In the end, and this stage lasted several hours, I can still smell the ghost of the honeyed florals. The patchouli, amber, and musk work together quietly now to make a warm slightly spiced melange, with the occasional whiff of incense rising from the quiet remains. The skank note disappeared long ago and the scent feels comforting, but with a formal feel, a tailored cashmere coat rather than a casually drapped shawl.

I am looking forward to exploring the four remaining perfumes from the Opera Collection over the next few days so please follow if you would like to read more.

Top photo from Second Photo my own. Second is my own image, then Wikipedia image, image, and Google image.

Saturday, November 2, 2019

Old Boyfriend Or New Boyfriend? Testing the Differences

Do you remember back in 2010 when actress Kate Walsh made a splash with her perfume Boyfriend? She was a regular on the very popular show, Grey's Anatomy, then got her own spin-off called Private Practice. The story goes that the idea for the perfume was born after a breakup, when she missed waking up in the morning having absorbed lingering traces of her ex's scent. Walsh was one of the few celebrities who really took her perfume debut seriously, going so far as to launch it herself, first on HSN, then Sephora. It was quite popular but eventually disappeared, more due to poor business decisions than lack of popularity. Then in 2018 Walsh decided to revive Boyfriend. 

I was curious if it was the exact same perfume because I've never read a definite answer. The perfumer is the same, Marypierre Julien. The notes look virtually the same. The original had plum, jasmine, lily of the valley, musk, woody notes, amber, and myrrh. The new version adds vanilla woods and benzoin, and takes away the musk. The biggest change is the marketing angle. The original played off the idea of wearing your boyfriend's perfume because you miss him, or it makes you think of him, and featured the tag line "wear him". The newer Boyfriend takes on a more modern attitude, with the line, "I'm the only one I need", and makes it her perfume. Personally I find the original concept a lot more appealing and certainly more romantic, but to each his own.

The original Boyfriend opens with rich opulence, which is interesting considering the original intent was to smell as if you had slept in your boyfriend's shirt, or absorbed some of his scent karma through touch, not directly spraying it on the body. But that first burst subsides from a roar to a steady hum. To me it smells like a man of successful appearance, and I picture him holding a glass of amber bourbon in a cut crystal highball glass, sitting on a plush easy chair of well worn grandeur,  framed from behind by shelves laden with books from floor to ceiling. In other words, my idea of a cozy scene. Boyfriend emits a smell of comfort and seems especially fitting for cooler weather.

The new Boyfriend goes on with a similar tone, but some of the richness is missing in the initial burst of scent.  It is still very cozy with its amber, vanilla, and benzoin notes, but it doesn't have the boozy swagger of the original. Perhaps this is an attempt to make it more hers, and not his. I would recommend the original to men as well as women, but the newer version lacks that masculine touch. This makes me picture a woman, or man, wrapped in a plush blanket, watching a movie on television or perhaps reading a book, cuddled down for the night. Still a cozy scene, but slightly less glamorous.

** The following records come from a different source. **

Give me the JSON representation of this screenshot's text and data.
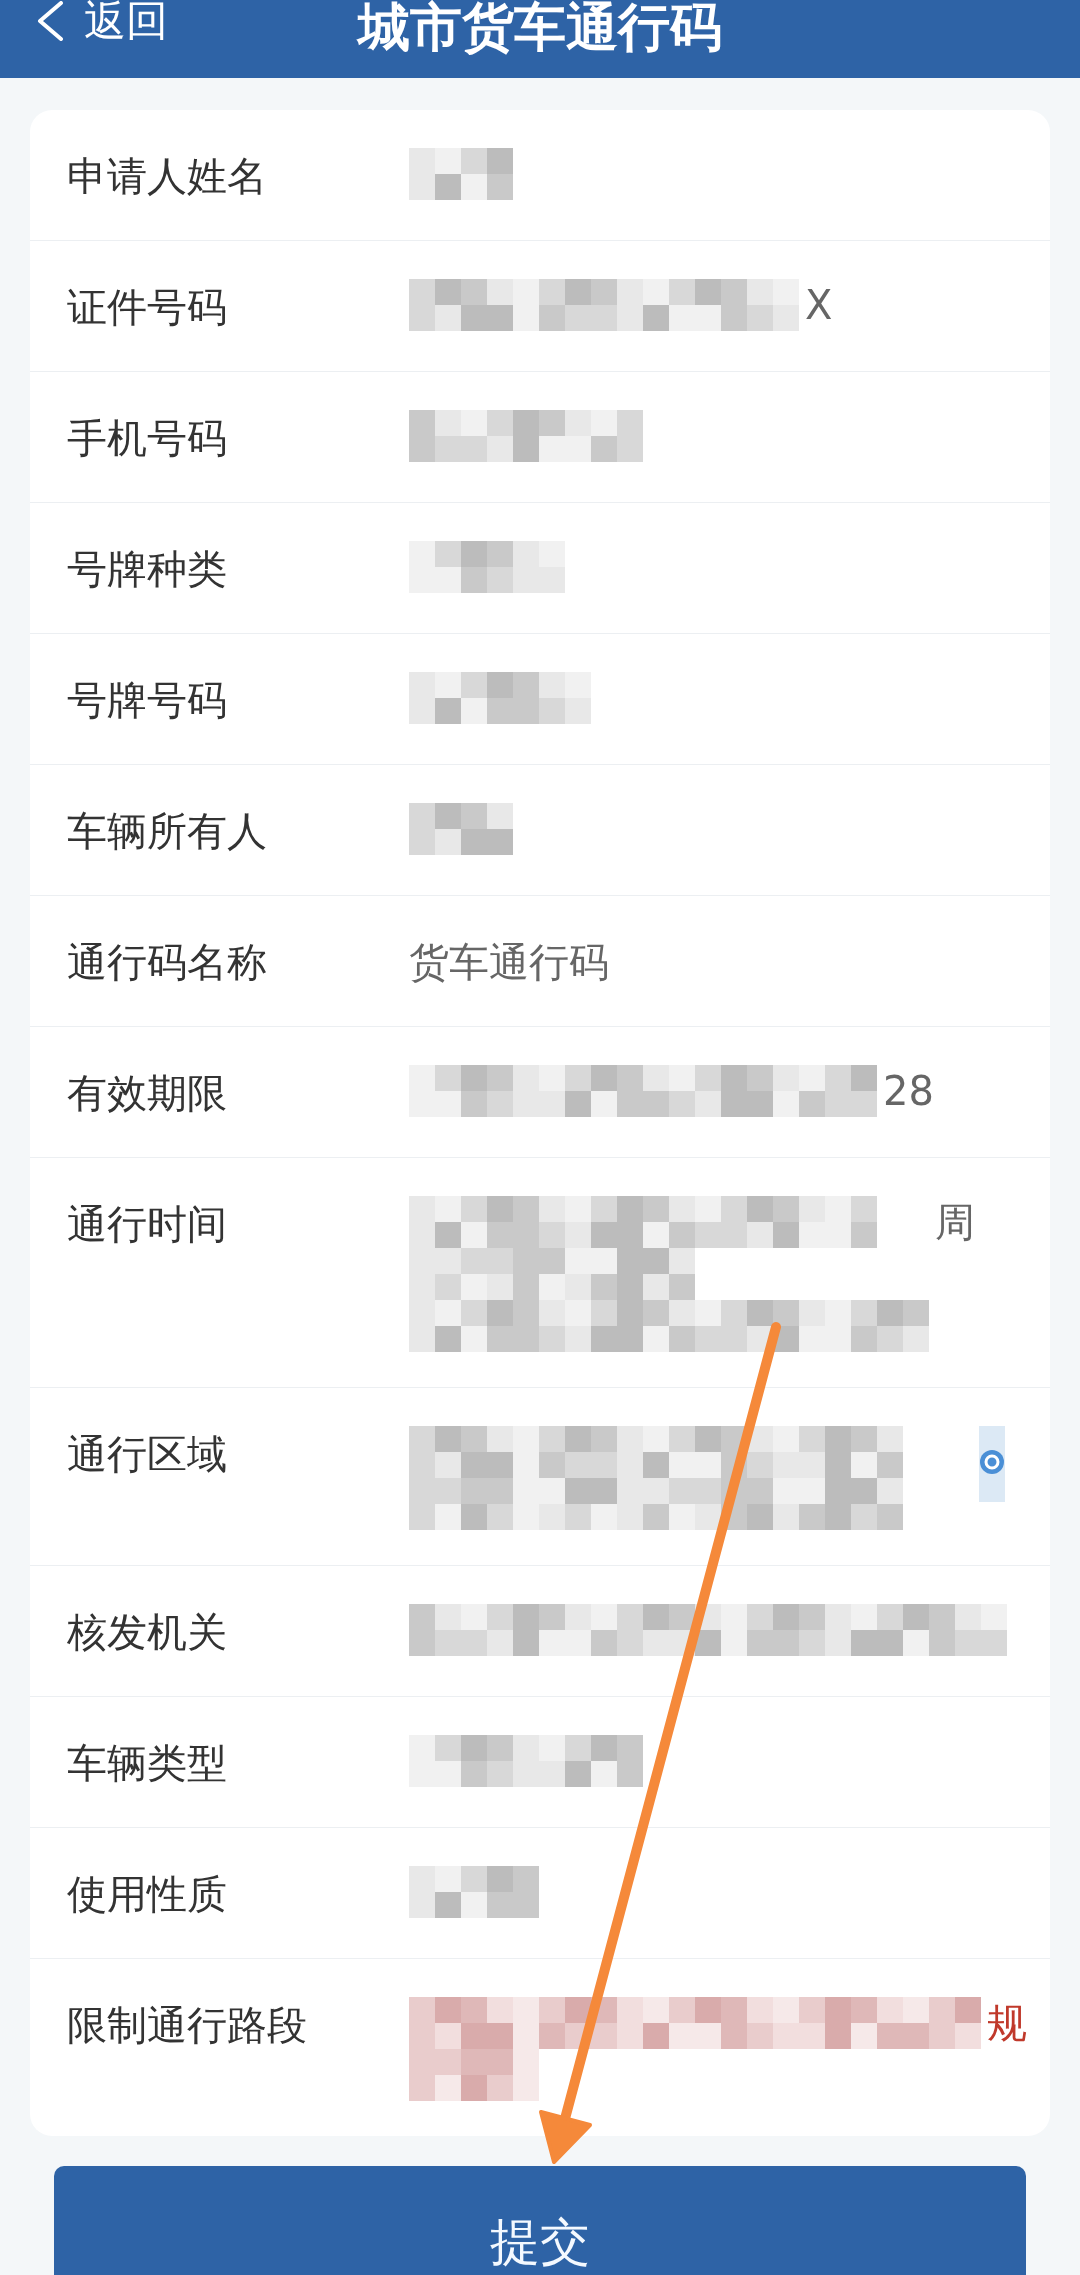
{
  "header": {
    "back_label": "返回",
    "title": "城市货车通行码"
  },
  "rows": [
    {
      "label": "申请人姓名",
      "kind": "redacted",
      "warning": false,
      "trailing_icon": false
    },
    {
      "label": "证件号码",
      "kind": "redacted",
      "visible_fragment": "X",
      "warning": false,
      "trailing_icon": false
    },
    {
      "label": "手机号码",
      "kind": "redacted",
      "warning": false,
      "trailing_icon": false
    },
    {
      "label": "号牌种类",
      "kind": "redacted",
      "warning": false,
      "trailing_icon": false
    },
    {
      "label": "号牌号码",
      "kind": "redacted",
      "warning": false,
      "trailing_icon": false
    },
    {
      "label": "车辆所有人",
      "kind": "redacted",
      "warning": false,
      "trailing_icon": false
    },
    {
      "label": "通行码名称",
      "kind": "text",
      "value": "货车通行码",
      "warning": false,
      "trailing_icon": false
    },
    {
      "label": "有效期限",
      "kind": "redacted",
      "visible_fragment": "28",
      "warning": false,
      "trailing_icon": false
    },
    {
      "label": "通行时间",
      "kind": "redacted",
      "visible_fragment": "周",
      "warning": false,
      "trailing_icon": false
    },
    {
      "label": "通行区域",
      "kind": "redacted",
      "warning": false,
      "trailing_icon": true
    },
    {
      "label": "核发机关",
      "kind": "redacted",
      "warning": false,
      "trailing_icon": false
    },
    {
      "label": "车辆类型",
      "kind": "redacted",
      "warning": false,
      "trailing_icon": false
    },
    {
      "label": "使用性质",
      "kind": "redacted",
      "warning": false,
      "trailing_icon": false
    },
    {
      "label": "限制通行路段",
      "kind": "redacted",
      "visible_fragment": "规",
      "warning": true,
      "trailing_icon": false
    }
  ],
  "submit_label": "提交"
}
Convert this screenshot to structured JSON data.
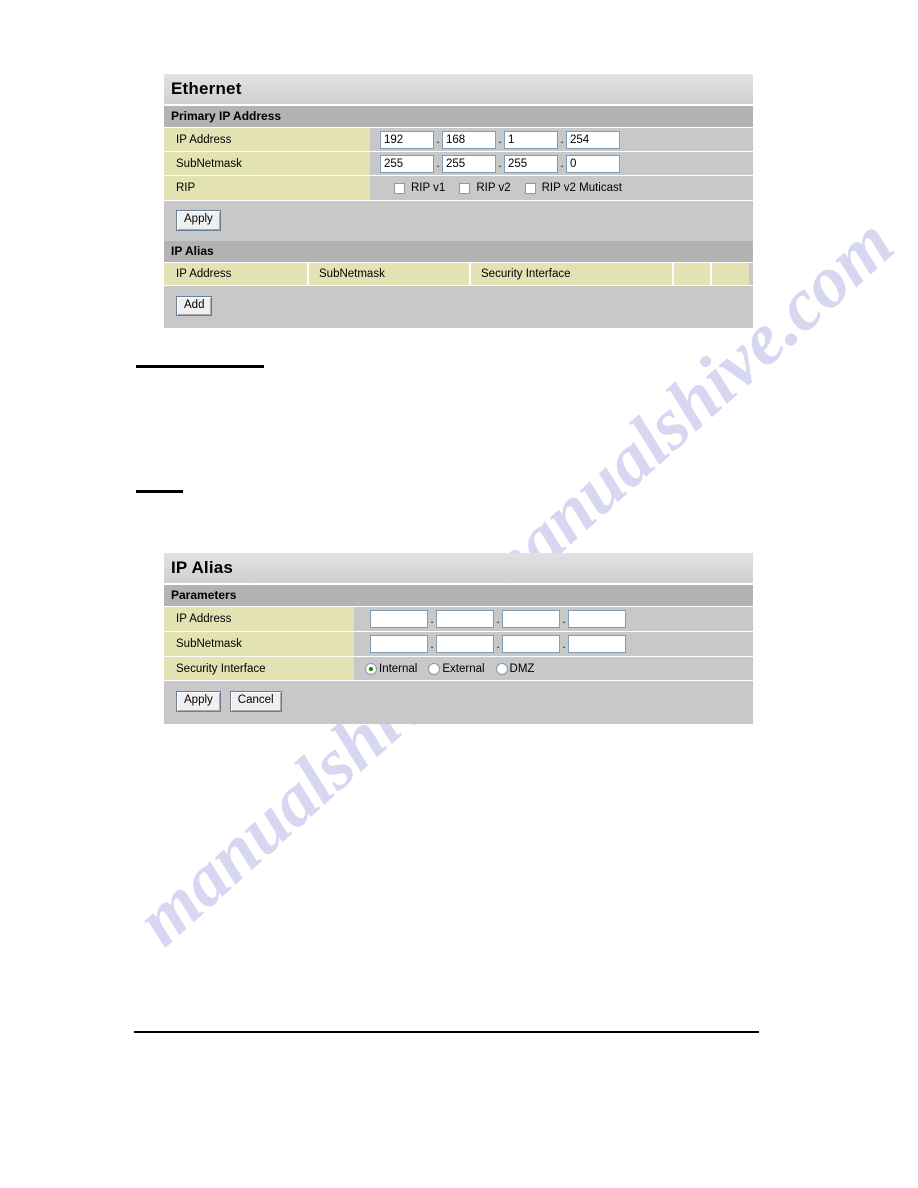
{
  "watermark": {
    "line_a": "manualshive.com",
    "line_b": "manualshive.com"
  },
  "ethernet_panel": {
    "title": "Ethernet",
    "subtitle": "Primary IP Address",
    "rows": {
      "ip_address_label": "IP Address",
      "ip_address_octets": [
        "192",
        "168",
        "1",
        "254"
      ],
      "subnetmask_label": "SubNetmask",
      "subnetmask_octets": [
        "255",
        "255",
        "255",
        "0"
      ],
      "rip_label": "RIP",
      "rip_options": [
        {
          "label": "RIP v1",
          "checked": false
        },
        {
          "label": "RIP v2",
          "checked": false
        },
        {
          "label": "RIP v2 Muticast",
          "checked": false
        }
      ]
    },
    "apply_label": "Apply",
    "alias_subtitle": "IP Alias",
    "alias_table_headers": [
      "IP Address",
      "SubNetmask",
      "Security Interface",
      "",
      ""
    ],
    "add_label": "Add"
  },
  "ipalias_panel": {
    "title": "IP Alias",
    "subtitle": "Parameters",
    "rows": {
      "ip_address_label": "IP Address",
      "ip_address_octets": [
        "",
        "",
        "",
        ""
      ],
      "subnetmask_label": "SubNetmask",
      "subnetmask_octets": [
        "",
        "",
        "",
        ""
      ],
      "security_interface_label": "Security Interface",
      "security_interface_options": [
        {
          "label": "Internal",
          "checked": true
        },
        {
          "label": "External",
          "checked": false
        },
        {
          "label": "DMZ",
          "checked": false
        }
      ]
    },
    "apply_label": "Apply",
    "cancel_label": "Cancel"
  },
  "colors": {
    "label_bg": "#e2e2b2",
    "panel_bg": "#c8c8c8",
    "subtitle_bg": "#b3b3b3",
    "input_border": "#7f9db9",
    "radio_dot": "#0a8a0a",
    "watermark": "#d7d7f2"
  }
}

When I went to bed I thought the original was definitely the winner of the contest. But then when I got up the next morning I still had delicious lingering traces of vanilla and amber wafting up from the right wrist, but the left wrist with the original Boyfriend was silent. This could be to the fact that it's an older perfume, but in perfume years ten years shouldn't matter that much. I think if I rebought, and the only place I know to find the original is on Ebay, I would go for the newer version, just because it lingers longer. There are other perfumes that do what this does, wrapping the wearer in a warm vanilla/amber hug, but this is a good one to try if you are lacking that in your collection. Boyfriend is available at

Top photo Google image. Perfume samples are my own.